═══ GIVEN INFORMATION
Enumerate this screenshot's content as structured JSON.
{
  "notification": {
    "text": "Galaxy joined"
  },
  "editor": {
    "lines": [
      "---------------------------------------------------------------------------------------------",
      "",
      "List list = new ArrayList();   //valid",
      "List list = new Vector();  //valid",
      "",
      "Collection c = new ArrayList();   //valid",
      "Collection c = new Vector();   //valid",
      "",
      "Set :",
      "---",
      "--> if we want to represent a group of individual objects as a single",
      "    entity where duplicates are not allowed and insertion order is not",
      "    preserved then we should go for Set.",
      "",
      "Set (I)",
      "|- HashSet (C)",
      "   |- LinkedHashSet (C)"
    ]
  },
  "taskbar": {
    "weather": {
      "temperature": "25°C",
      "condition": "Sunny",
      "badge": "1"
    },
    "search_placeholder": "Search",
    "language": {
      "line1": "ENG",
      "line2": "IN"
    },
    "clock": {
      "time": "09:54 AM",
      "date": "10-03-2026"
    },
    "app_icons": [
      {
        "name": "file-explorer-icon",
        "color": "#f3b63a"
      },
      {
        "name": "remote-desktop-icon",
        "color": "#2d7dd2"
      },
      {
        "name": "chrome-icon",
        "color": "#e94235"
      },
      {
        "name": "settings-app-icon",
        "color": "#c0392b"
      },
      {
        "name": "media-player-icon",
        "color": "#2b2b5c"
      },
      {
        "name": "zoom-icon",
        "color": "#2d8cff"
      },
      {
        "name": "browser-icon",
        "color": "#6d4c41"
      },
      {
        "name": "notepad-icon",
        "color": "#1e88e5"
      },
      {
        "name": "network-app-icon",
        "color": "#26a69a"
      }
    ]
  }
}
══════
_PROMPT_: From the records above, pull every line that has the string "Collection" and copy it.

_FINISHED TASK_:
      "Collection c = new ArrayList();   //valid",
      "Collection c = new Vector();   //valid",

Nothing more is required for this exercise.